Noble was released on parole after spending seven years of his life incarcerated for cannabis. Cooper was granted clemency by former President Trump, also after spending seven years in prison.
Despite their newly regained freedom, neither Cooper nor Noble will ever get back the time they lost.
While incarcerated, their skills were underutilized, their children got older, life carried on without their participation, and cannabis – the substance at the root of their convictions – became a quasi-legal, multibillion-dollar industry.
Take inventory of the heaviness and frustration you feel in response to that. Then use that energy to support social equity initiatives in your community.
Social equity in cannabis is designed to assist the communities most harmed by the criminalization of cannabis – the BIPOC men, women, and children targeted by the war on drugs because of their skin color and economic status.
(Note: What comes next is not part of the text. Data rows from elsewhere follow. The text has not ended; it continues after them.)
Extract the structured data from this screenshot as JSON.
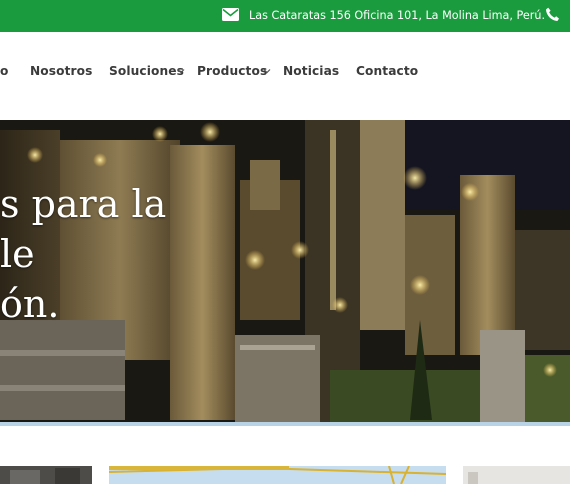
{
  "topbar": {
    "address": "Las Cataratas 156 Oficina 101, La Molina Lima, Perú.",
    "mail_icon": "envelope-icon",
    "phone_icon": "phone-icon",
    "color": "#1a9b3e"
  },
  "nav": {
    "items": [
      {
        "label": "o"
      },
      {
        "label": "Nosotros"
      },
      {
        "label": "Soluciones"
      },
      {
        "label": "Productos"
      },
      {
        "label": "Noticias"
      },
      {
        "label": "Contacto"
      }
    ]
  },
  "hero": {
    "lines": [
      "s para la",
      "le",
      "ón."
    ]
  }
}
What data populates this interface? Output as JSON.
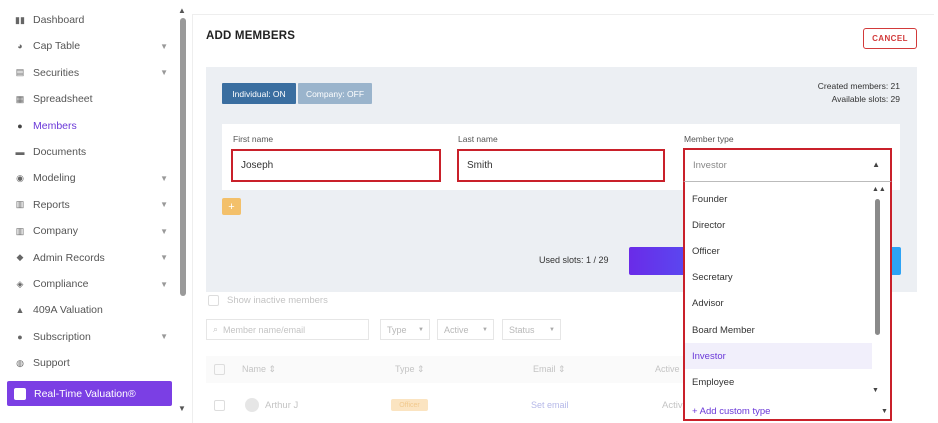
{
  "sidebar": {
    "items": [
      {
        "label": "Dashboard",
        "icon": "dashboard-icon",
        "chevron": false
      },
      {
        "label": "Cap Table",
        "icon": "pie-chart-icon",
        "chevron": true
      },
      {
        "label": "Securities",
        "icon": "clipboard-icon",
        "chevron": true
      },
      {
        "label": "Spreadsheet",
        "icon": "spreadsheet-icon",
        "chevron": false
      },
      {
        "label": "Members",
        "icon": "person-icon",
        "chevron": false,
        "active": true
      },
      {
        "label": "Documents",
        "icon": "folder-icon",
        "chevron": false
      },
      {
        "label": "Modeling",
        "icon": "lightbulb-icon",
        "chevron": true
      },
      {
        "label": "Reports",
        "icon": "report-icon",
        "chevron": true
      },
      {
        "label": "Company",
        "icon": "building-icon",
        "chevron": true
      },
      {
        "label": "Admin Records",
        "icon": "records-icon",
        "chevron": true
      },
      {
        "label": "Compliance",
        "icon": "shield-icon",
        "chevron": true
      },
      {
        "label": "409A Valuation",
        "icon": "chart-icon",
        "chevron": false
      },
      {
        "label": "Subscription",
        "icon": "dollar-icon",
        "chevron": true
      },
      {
        "label": "Support",
        "icon": "support-icon",
        "chevron": false
      }
    ],
    "cta_label": "Real-Time Valuation®"
  },
  "modal": {
    "title": "ADD MEMBERS",
    "cancel_label": "CANCEL",
    "toggle_individual": "Individual: ON",
    "toggle_company": "Company: OFF",
    "created_members": "Created members: 21",
    "available_slots": "Available slots: 29",
    "first_name_label": "First name",
    "first_name_value": "Joseph",
    "last_name_label": "Last name",
    "last_name_value": "Smith",
    "member_type_label": "Member type",
    "member_type_placeholder": "Investor",
    "add_label": "+",
    "used_slots": "Used slots: 1 / 29"
  },
  "dropdown": {
    "options": [
      "Founder",
      "Director",
      "Officer",
      "Secretary",
      "Advisor",
      "Board Member",
      "Investor",
      "Employee"
    ],
    "selected": "Investor",
    "add_custom": "+ Add custom type"
  },
  "background": {
    "show_inactive": "Show inactive members",
    "search_placeholder": "Member name/email",
    "filter_type": "Type",
    "filter_active": "Active",
    "filter_status": "Status",
    "col_name": "Name",
    "col_type": "Type",
    "col_email": "Email",
    "col_active": "Active",
    "row_name": "Arthur J",
    "row_badge": "Officer",
    "row_email": "Set email",
    "row_active": "Activ"
  },
  "colors": {
    "accent": "#7b3fe4",
    "danger": "#c9202a",
    "toggle_on": "#3a6ea0",
    "toggle_off": "#9ab4cc"
  }
}
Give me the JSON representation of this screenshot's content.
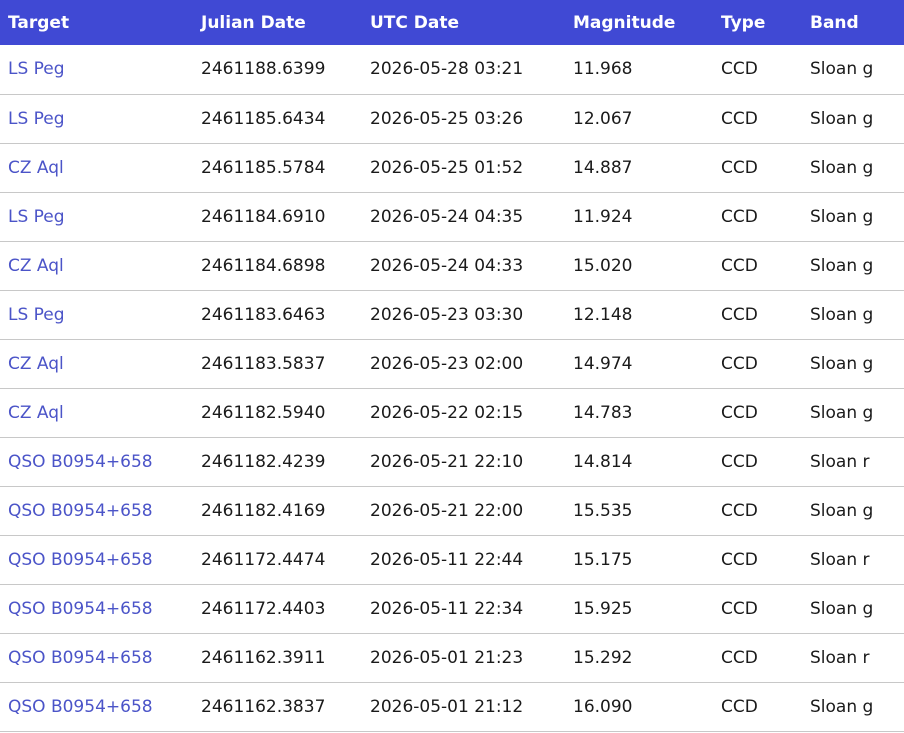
{
  "table": {
    "columns": [
      "Target",
      "Julian Date",
      "UTC Date",
      "Magnitude",
      "Type",
      "Band"
    ],
    "rows": [
      {
        "target": "LS Peg",
        "jd": "2461188.6399",
        "utc": "2026-05-28 03:21",
        "mag": "11.968",
        "type": "CCD",
        "band": "Sloan g"
      },
      {
        "target": "LS Peg",
        "jd": "2461185.6434",
        "utc": "2026-05-25 03:26",
        "mag": "12.067",
        "type": "CCD",
        "band": "Sloan g"
      },
      {
        "target": "CZ Aql",
        "jd": "2461185.5784",
        "utc": "2026-05-25 01:52",
        "mag": "14.887",
        "type": "CCD",
        "band": "Sloan g"
      },
      {
        "target": "LS Peg",
        "jd": "2461184.6910",
        "utc": "2026-05-24 04:35",
        "mag": "11.924",
        "type": "CCD",
        "band": "Sloan g"
      },
      {
        "target": "CZ Aql",
        "jd": "2461184.6898",
        "utc": "2026-05-24 04:33",
        "mag": "15.020",
        "type": "CCD",
        "band": "Sloan g"
      },
      {
        "target": "LS Peg",
        "jd": "2461183.6463",
        "utc": "2026-05-23 03:30",
        "mag": "12.148",
        "type": "CCD",
        "band": "Sloan g"
      },
      {
        "target": "CZ Aql",
        "jd": "2461183.5837",
        "utc": "2026-05-23 02:00",
        "mag": "14.974",
        "type": "CCD",
        "band": "Sloan g"
      },
      {
        "target": "CZ Aql",
        "jd": "2461182.5940",
        "utc": "2026-05-22 02:15",
        "mag": "14.783",
        "type": "CCD",
        "band": "Sloan g"
      },
      {
        "target": "QSO B0954+658",
        "jd": "2461182.4239",
        "utc": "2026-05-21 22:10",
        "mag": "14.814",
        "type": "CCD",
        "band": "Sloan r"
      },
      {
        "target": "QSO B0954+658",
        "jd": "2461182.4169",
        "utc": "2026-05-21 22:00",
        "mag": "15.535",
        "type": "CCD",
        "band": "Sloan g"
      },
      {
        "target": "QSO B0954+658",
        "jd": "2461172.4474",
        "utc": "2026-05-11 22:44",
        "mag": "15.175",
        "type": "CCD",
        "band": "Sloan r"
      },
      {
        "target": "QSO B0954+658",
        "jd": "2461172.4403",
        "utc": "2026-05-11 22:34",
        "mag": "15.925",
        "type": "CCD",
        "band": "Sloan g"
      },
      {
        "target": "QSO B0954+658",
        "jd": "2461162.3911",
        "utc": "2026-05-01 21:23",
        "mag": "15.292",
        "type": "CCD",
        "band": "Sloan r"
      },
      {
        "target": "QSO B0954+658",
        "jd": "2461162.3837",
        "utc": "2026-05-01 21:12",
        "mag": "16.090",
        "type": "CCD",
        "band": "Sloan g"
      }
    ]
  },
  "colors": {
    "header_bg": "#4049d4",
    "link": "#4b54c8"
  }
}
Supporting social equity can be as involved as starting, joining, or funding a grassroots movement advocating for cannabis legalization and social equity.
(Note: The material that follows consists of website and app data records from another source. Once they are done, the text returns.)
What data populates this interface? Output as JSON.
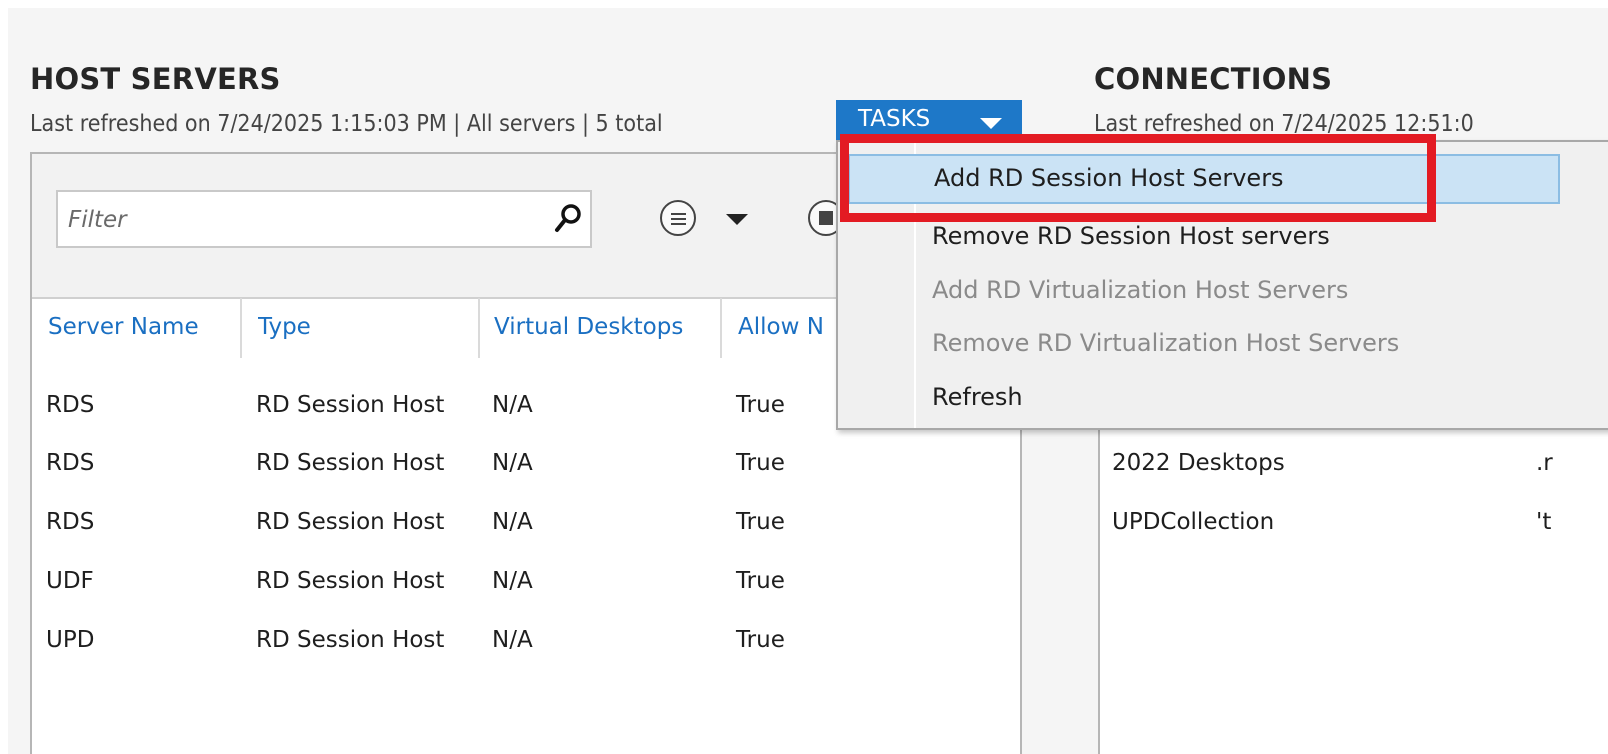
{
  "host_servers": {
    "title": "HOST SERVERS",
    "refresh_text": "Last refreshed on 7/24/2025 1:15:03 PM | All servers  | 5 total",
    "tasks_label": "TASKS",
    "filter_placeholder": "Filter",
    "columns": [
      "Server Name",
      "Type",
      "Virtual Desktops",
      "Allow N"
    ],
    "rows": [
      {
        "name": "RDS",
        "type": "RD Session Host",
        "virtual_desktops": "N/A",
        "allow": "True"
      },
      {
        "name": "RDS",
        "type": "RD Session Host",
        "virtual_desktops": "N/A",
        "allow": "True"
      },
      {
        "name": "RDS",
        "type": "RD Session Host",
        "virtual_desktops": "N/A",
        "allow": "True"
      },
      {
        "name": "UDF",
        "type": "RD Session Host",
        "virtual_desktops": "N/A",
        "allow": "True"
      },
      {
        "name": "UPD",
        "type": "RD Session Host",
        "virtual_desktops": "N/A",
        "allow": "True"
      }
    ]
  },
  "connections": {
    "title": "CONNECTIONS",
    "refresh_text": "Last refreshed on 7/24/2025 12:51:0",
    "rows": [
      {
        "name": "2022 Desktops",
        "extra": ".r"
      },
      {
        "name": "UPDCollection",
        "extra": "'t"
      }
    ]
  },
  "tasks_menu": {
    "items": [
      {
        "label": "Add RD Session Host Servers",
        "state": "highlighted"
      },
      {
        "label": "Remove RD Session Host servers",
        "state": "enabled"
      },
      {
        "label": "Add RD Virtualization Host Servers",
        "state": "disabled"
      },
      {
        "label": "Remove RD Virtualization Host Servers",
        "state": "disabled"
      },
      {
        "label": "Refresh",
        "state": "enabled"
      }
    ]
  },
  "icons": {
    "search": "magnifier-icon",
    "list_view": "list-icon",
    "dropdown": "chevron-down-icon",
    "save": "save-icon"
  },
  "colors": {
    "accent": "#1e78c8",
    "header_link": "#1a6fc2",
    "menu_highlight": "#cbe3f5",
    "annotation": "#e31b23"
  }
}
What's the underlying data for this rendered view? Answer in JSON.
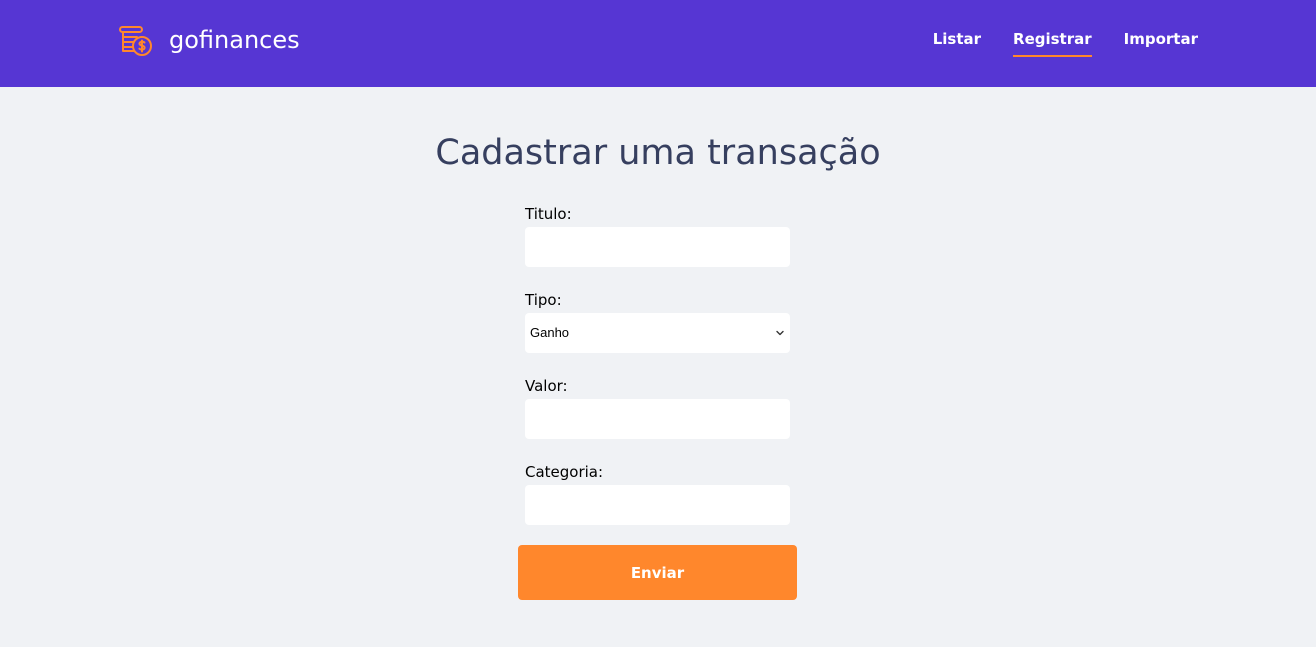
{
  "brand": {
    "name": "gofinances",
    "logo_icon": "coins-dollar-icon",
    "accent_color": "#FF872C",
    "header_color": "#5636D3"
  },
  "nav": {
    "items": [
      {
        "label": "Listar",
        "active": false
      },
      {
        "label": "Registrar",
        "active": true
      },
      {
        "label": "Importar",
        "active": false
      }
    ]
  },
  "page": {
    "title": "Cadastrar uma transação"
  },
  "form": {
    "titulo": {
      "label": "Titulo:",
      "value": "",
      "placeholder": ""
    },
    "tipo": {
      "label": "Tipo:",
      "selected": "Ganho"
    },
    "valor": {
      "label": "Valor:",
      "value": "",
      "placeholder": ""
    },
    "categoria": {
      "label": "Categoria:",
      "value": "",
      "placeholder": ""
    },
    "submit_label": "Enviar"
  }
}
Or it can be as simple as purchasing a pre-roll with a mission behind it.
On July 13, Curaleaf, Bernard Noble, and Fab 5 Freddy (creator of cannabis documentary, Grass Is Greener) will release a two-pack pre-roll containing roughly the same amount of cannabis that landed Noble a 13-year prison sentence. A portion of the proceeds will go to the local community’s social equity initiatives, including assistance for returning citizens.
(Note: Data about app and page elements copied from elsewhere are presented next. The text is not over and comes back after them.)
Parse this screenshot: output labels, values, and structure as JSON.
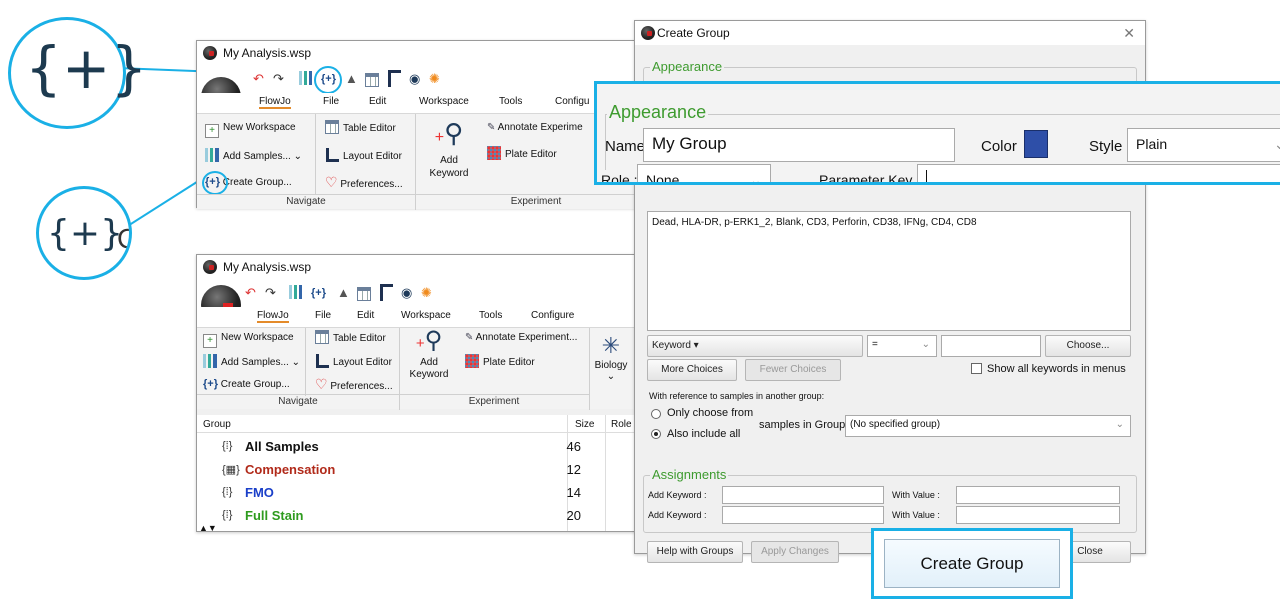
{
  "colors": {
    "accent": "#1ab0e6",
    "legend_green": "#3e9b2f",
    "group_color": "#2e4fa8",
    "compensation": "#b12a1a",
    "fmo": "#1a3fc9",
    "full_stain": "#2e9b1e"
  },
  "callouts": {
    "icon_big": "{+}",
    "icon_small": "{+}",
    "icon_small_text": "C"
  },
  "window_top": {
    "title": "My Analysis.wsp",
    "tabs": [
      "FlowJo",
      "File",
      "Edit",
      "Workspace",
      "Tools",
      "Configu"
    ],
    "ribbon": {
      "new_workspace": "New Workspace",
      "add_samples": "Add Samples...",
      "create_group": "Create Group...",
      "table_editor": "Table Editor",
      "layout_editor": "Layout Editor",
      "preferences": "Preferences...",
      "add_keyword_1": "Add",
      "add_keyword_2": "Keyword",
      "annotate": "Annotate Experime",
      "plate_editor": "Plate Editor",
      "navigate": "Navigate",
      "experiment": "Experiment"
    }
  },
  "window_bottom": {
    "title": "My Analysis.wsp",
    "tabs": [
      "FlowJo",
      "File",
      "Edit",
      "Workspace",
      "Tools",
      "Configure"
    ],
    "ribbon": {
      "new_workspace": "New Workspace",
      "add_samples": "Add Samples...",
      "create_group": "Create Group...",
      "table_editor": "Table Editor",
      "layout_editor": "Layout Editor",
      "preferences": "Preferences...",
      "add_keyword_1": "Add",
      "add_keyword_2": "Keyword",
      "annotate": "Annotate Experiment...",
      "plate_editor": "Plate Editor",
      "biology": "Biology",
      "navigate": "Navigate",
      "experiment": "Experiment"
    },
    "list": {
      "col_group": "Group",
      "col_size": "Size",
      "col_role": "Role",
      "rows": [
        {
          "name": "All Samples",
          "size": "46",
          "icon": "{⁞}"
        },
        {
          "name": "Compensation",
          "size": "12",
          "icon": "{▦}"
        },
        {
          "name": "FMO",
          "size": "14",
          "icon": "{⁞}"
        },
        {
          "name": "Full Stain",
          "size": "20",
          "icon": "{⁞}"
        }
      ]
    }
  },
  "dialog": {
    "title": "Create Group",
    "appearance_legend": "Appearance",
    "keywords_text": "Dead, HLA-DR, p-ERK1_2, Blank, CD3, Perforin, CD38, IFNg, CD4, CD8",
    "keyword_select": "Keyword",
    "operator": "=",
    "choose": "Choose...",
    "more_choices": "More Choices",
    "fewer_choices": "Fewer Choices",
    "show_all_keywords": "Show all keywords in menus",
    "with_reference": "With reference to samples in another group:",
    "only_choose": "Only choose from",
    "also_include": "Also include all",
    "samples_in_group": "samples in Group",
    "group_select": "(No specified group)",
    "assignments_legend": "Assignments",
    "add_keyword_label": "Add Keyword :",
    "with_value_label": "With Value :",
    "help_button": "Help with Groups",
    "apply_button": "Apply Changes",
    "close_button": "Close"
  },
  "zoom_panel": {
    "legend": "Appearance",
    "name_label": "Name",
    "name_value": "My Group",
    "color_label": "Color",
    "style_label": "Style",
    "style_value": "Plain",
    "role_label": "Role :",
    "role_value": "None",
    "param_label": "Parameter Key :"
  },
  "create_button_callout": "Create Group"
}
This partnership represents Curaleaf’s commitment to social equity brands. It also presents cannabis consumers with an opportunity to build social equity into a regular, practical part of their lives.
Consumer demands shape industry. When consumers use their influence to demand social equity, they benefit those at the center of the drug war’s harms.
Collins, Worsley, Cooper, and Noble are all victims of cannabis prohibition, a disease that steals years of people’s lives.
Patients who could benefit from cannabis medicine lose time to needless suffering. Targets of cannabis criminalization (mostly people of color in poor neighborhoods) lose time to the criminal justice system.
These losses are preventable, and it isn’t difficult to learn how to prevent them.
That’s because the root of cannabis prohibition is misinformation, an ailment that the abundance of high-quality, free, public information about cannabis can treat immediately.
Awareness of cannabis prohibition’s harms brings a type of knowledge-based “herd immunity” that can protect those most vulnerable to anti-cannabis propaganda and systemic racism: the sick and the politically and socially marginalized.
When we protect the most vulnerable people in our communities from cannabis prohibition, everyone is safer for it.